A third bugaboo is that if a child is reared alone, without brothers and sisters, he will grow up selfish, egoistic, and an undesirable citizen. Figures are, however, so far lacking to show the disastrous consequences of being an only child.
From these brief instances it seems very clear that "the social guardians" have not really believed that maternal instinct is alone a sufficient guaranty of population. They have made use of all possible social devices to insure not only child-bearing, but child-rearing. Belief, law, public opinion, illusion, education, art, and bugaboos have all been used to re-enforce maternal instinct. We shall never know just bow much maternal instinct alone will do for population until all the forces and influences exemplified above have become inoperative. As soon as women become fully conscious of the fact that they have been and are controlled by these devices the latter will become useless, and we shall get a truer measure of maternal feeling. [p. 29]
One who learns why society is urging him into the straight and narrow way will resist its pressure. One who sees clearly how he is controlled will thenceforth be emancipated. To betray the secrets of ascendancy is to forearm the individual in his struggle with society.
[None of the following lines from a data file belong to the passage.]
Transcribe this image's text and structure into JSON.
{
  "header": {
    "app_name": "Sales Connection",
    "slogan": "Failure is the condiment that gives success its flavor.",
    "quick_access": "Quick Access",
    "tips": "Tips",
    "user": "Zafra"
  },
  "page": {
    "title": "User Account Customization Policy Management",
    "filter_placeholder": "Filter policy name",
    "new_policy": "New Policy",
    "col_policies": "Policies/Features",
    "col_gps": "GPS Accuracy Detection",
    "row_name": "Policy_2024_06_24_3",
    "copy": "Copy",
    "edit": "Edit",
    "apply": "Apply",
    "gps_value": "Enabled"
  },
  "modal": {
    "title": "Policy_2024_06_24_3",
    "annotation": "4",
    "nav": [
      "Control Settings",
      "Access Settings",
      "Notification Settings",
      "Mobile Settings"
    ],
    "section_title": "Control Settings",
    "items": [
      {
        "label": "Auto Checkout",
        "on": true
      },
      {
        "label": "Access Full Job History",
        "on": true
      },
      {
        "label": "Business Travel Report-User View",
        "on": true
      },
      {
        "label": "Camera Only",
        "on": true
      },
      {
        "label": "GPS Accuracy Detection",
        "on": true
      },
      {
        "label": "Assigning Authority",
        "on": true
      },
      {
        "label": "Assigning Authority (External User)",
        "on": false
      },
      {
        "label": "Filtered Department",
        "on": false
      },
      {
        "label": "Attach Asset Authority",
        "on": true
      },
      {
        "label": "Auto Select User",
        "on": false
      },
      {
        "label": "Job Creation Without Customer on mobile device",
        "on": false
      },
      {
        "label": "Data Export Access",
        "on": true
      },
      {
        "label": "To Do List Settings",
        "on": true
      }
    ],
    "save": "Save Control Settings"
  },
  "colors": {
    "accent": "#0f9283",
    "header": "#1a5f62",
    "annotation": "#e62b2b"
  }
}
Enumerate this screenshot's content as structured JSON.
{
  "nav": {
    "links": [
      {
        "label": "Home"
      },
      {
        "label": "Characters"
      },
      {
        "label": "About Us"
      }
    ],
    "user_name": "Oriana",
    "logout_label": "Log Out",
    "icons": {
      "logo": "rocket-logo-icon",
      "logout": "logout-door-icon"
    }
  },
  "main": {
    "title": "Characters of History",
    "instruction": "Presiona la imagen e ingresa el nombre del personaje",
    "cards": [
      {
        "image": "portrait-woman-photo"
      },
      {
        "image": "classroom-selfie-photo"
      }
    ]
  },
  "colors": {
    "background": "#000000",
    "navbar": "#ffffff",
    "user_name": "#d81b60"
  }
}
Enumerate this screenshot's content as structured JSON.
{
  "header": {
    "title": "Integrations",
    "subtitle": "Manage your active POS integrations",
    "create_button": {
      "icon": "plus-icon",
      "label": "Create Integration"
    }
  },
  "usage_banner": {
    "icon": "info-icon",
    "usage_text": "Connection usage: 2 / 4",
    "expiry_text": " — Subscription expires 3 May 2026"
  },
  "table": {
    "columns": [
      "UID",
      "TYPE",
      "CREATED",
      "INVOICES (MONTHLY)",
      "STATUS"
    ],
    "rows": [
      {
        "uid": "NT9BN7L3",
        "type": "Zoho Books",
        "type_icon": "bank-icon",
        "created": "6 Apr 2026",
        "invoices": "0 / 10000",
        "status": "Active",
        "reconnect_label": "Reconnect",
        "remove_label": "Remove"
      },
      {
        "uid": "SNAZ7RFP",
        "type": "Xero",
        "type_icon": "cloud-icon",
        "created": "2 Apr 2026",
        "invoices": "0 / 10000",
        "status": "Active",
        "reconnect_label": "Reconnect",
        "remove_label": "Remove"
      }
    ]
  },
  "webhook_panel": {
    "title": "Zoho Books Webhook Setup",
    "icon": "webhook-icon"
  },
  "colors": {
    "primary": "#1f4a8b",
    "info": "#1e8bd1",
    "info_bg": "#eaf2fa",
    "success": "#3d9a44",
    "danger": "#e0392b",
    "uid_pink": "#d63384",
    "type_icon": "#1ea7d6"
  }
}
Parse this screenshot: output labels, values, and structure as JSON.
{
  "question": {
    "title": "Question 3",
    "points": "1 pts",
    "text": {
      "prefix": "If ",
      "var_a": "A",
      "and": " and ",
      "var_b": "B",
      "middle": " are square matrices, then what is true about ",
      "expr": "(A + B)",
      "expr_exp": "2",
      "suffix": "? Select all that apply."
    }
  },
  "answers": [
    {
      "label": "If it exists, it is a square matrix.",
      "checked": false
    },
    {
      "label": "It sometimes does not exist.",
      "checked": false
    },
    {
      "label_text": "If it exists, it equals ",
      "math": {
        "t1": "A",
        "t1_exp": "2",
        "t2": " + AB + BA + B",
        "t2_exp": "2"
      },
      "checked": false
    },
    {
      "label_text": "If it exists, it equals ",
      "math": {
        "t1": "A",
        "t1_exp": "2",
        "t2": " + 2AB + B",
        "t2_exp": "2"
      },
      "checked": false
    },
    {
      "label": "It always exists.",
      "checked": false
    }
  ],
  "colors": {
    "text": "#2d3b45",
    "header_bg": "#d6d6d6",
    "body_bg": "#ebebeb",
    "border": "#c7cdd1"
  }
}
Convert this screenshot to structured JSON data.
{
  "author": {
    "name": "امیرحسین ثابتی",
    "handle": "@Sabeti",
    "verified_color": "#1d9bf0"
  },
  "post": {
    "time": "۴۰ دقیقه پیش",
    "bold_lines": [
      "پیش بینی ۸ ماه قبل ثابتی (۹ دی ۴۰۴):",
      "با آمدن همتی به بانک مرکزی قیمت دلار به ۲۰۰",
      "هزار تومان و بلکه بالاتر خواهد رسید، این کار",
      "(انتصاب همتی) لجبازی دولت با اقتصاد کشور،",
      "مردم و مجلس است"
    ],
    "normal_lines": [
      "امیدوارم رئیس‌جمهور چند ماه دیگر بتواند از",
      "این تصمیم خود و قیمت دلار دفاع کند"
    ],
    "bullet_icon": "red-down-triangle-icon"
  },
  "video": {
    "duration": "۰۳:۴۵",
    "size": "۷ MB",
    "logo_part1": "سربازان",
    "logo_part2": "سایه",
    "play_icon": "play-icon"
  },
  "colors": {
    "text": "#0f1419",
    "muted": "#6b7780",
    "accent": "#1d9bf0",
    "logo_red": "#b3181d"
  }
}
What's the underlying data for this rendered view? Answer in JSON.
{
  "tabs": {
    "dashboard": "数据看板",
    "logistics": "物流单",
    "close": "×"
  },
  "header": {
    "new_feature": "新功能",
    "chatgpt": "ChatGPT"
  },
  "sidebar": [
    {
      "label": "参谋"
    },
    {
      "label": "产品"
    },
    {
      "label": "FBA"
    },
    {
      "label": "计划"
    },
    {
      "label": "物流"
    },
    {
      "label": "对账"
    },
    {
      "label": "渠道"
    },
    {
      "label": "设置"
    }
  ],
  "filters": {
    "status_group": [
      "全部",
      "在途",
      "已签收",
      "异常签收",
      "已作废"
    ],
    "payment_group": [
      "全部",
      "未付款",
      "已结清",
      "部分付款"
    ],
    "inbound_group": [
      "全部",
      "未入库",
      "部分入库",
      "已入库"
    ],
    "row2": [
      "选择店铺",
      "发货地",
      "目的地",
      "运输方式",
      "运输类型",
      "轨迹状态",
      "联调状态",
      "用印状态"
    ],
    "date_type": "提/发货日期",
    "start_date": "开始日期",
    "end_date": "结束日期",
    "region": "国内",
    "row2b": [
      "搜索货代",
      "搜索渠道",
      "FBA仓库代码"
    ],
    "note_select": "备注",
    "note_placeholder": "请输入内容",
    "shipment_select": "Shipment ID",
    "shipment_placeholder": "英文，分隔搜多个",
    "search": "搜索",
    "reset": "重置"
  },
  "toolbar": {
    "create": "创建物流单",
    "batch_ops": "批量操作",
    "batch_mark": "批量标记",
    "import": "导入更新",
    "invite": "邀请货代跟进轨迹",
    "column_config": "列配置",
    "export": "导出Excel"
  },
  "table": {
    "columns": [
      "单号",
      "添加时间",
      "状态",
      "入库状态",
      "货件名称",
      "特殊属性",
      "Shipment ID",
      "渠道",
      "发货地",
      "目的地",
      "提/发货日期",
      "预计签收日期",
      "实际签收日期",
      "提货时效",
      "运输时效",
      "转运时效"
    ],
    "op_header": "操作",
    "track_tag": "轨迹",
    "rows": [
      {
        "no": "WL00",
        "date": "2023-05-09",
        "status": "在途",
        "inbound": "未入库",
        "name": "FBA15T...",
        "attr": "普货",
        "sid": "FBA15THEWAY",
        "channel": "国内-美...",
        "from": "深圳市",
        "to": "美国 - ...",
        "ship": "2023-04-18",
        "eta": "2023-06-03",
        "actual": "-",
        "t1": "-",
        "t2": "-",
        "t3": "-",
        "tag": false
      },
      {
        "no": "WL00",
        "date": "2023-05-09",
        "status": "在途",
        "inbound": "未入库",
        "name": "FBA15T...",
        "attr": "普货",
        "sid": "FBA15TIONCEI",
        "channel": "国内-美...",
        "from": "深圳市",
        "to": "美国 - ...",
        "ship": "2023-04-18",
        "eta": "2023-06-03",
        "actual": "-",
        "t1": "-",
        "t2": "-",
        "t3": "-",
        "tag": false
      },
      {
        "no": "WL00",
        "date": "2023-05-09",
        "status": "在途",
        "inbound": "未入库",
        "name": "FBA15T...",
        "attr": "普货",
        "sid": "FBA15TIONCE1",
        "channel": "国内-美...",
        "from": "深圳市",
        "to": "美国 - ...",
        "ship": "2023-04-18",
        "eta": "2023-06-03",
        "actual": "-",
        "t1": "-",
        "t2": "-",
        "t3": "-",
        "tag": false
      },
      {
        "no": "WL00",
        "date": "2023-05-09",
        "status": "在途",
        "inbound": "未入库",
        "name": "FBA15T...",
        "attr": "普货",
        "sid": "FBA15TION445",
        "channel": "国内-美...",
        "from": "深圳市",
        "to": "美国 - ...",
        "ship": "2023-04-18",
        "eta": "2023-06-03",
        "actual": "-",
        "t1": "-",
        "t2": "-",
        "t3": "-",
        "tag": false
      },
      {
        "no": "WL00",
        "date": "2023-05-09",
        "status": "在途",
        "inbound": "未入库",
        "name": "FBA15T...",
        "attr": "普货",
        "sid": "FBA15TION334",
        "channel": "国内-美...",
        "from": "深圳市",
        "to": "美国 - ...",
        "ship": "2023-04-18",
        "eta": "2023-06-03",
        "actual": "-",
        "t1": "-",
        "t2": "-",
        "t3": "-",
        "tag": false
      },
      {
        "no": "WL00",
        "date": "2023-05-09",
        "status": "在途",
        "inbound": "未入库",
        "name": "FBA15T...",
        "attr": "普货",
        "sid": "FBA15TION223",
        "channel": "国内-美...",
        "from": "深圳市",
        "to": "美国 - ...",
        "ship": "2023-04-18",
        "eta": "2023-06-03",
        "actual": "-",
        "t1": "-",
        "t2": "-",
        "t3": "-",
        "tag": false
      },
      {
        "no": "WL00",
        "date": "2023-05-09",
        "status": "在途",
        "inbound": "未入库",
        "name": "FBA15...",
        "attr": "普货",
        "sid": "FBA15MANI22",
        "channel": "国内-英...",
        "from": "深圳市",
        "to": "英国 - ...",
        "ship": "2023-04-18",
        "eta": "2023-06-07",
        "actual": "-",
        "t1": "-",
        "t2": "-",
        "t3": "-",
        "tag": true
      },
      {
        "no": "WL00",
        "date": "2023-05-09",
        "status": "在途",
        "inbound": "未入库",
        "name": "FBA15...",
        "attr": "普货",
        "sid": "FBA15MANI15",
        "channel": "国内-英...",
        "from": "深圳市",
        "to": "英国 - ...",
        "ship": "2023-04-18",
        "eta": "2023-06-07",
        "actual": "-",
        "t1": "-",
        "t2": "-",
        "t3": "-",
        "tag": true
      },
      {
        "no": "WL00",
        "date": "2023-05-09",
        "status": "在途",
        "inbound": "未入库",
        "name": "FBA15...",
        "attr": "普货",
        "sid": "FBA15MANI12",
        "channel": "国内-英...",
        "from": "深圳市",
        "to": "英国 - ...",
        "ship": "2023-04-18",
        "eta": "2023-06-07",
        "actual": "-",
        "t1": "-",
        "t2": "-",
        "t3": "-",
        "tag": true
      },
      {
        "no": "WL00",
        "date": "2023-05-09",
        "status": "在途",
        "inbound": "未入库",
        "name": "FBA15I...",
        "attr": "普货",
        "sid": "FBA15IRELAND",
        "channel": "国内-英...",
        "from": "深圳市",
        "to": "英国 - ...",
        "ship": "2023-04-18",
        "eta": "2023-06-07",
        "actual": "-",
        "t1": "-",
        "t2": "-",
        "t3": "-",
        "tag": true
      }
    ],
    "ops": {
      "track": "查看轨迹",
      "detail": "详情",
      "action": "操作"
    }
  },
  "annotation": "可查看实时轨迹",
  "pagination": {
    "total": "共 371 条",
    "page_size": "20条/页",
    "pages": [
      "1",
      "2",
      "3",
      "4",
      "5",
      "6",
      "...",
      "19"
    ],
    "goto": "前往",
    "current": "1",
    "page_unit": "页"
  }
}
The time is coming, and is indeed almost at hand, when all the most intelligent women of the community, who are the most desirable child-bearers, will become conscious of the methods of social control. The type of normality will be questioned; the laws will be repealed and changed; enlightenment will prevail; belief will be seen to rest upon dogmas; illusion will fade away and give place to clearness of view; the bugaboos will lose their power to frighten. How will "the social guardians" induce women to bear a surplus population when all these cheap, effective methods no longer work?
The natural desire for children may, and probably will, always guarantee a stationary population, even if child-bearing should become a voluntary matter. But if a surplus population is desired for national aggrandizement, it would seem that there will remain but one effective social device whereby this can be secured, namely, adequate compensation, either in money or in fame. If it were possible to become rich or famous by bearing numerous fine children, many a woman would no doubt be eager to bring up eight or ten, though if acting at the dictation of maternal instinct only, she would have brought up but one or two. When the cheap devices no longer work, we shall expect expensive devices to replace them, if the same result is still desired by the governors of society.
If these matters could be clearly raised to consciousness, so that this aspect of human life could be managed rationally, instead of irrationally as at present, the social gain would be enormous -- assuming always that the increased happiness and usefulness of women would, in general, be regarded as social gain.
 W.G. Sumner, Folkways, l906.
 W. McDougall, Social Psychology, 1908.·
 J. Jastrow, Character and Tempament, 1915.·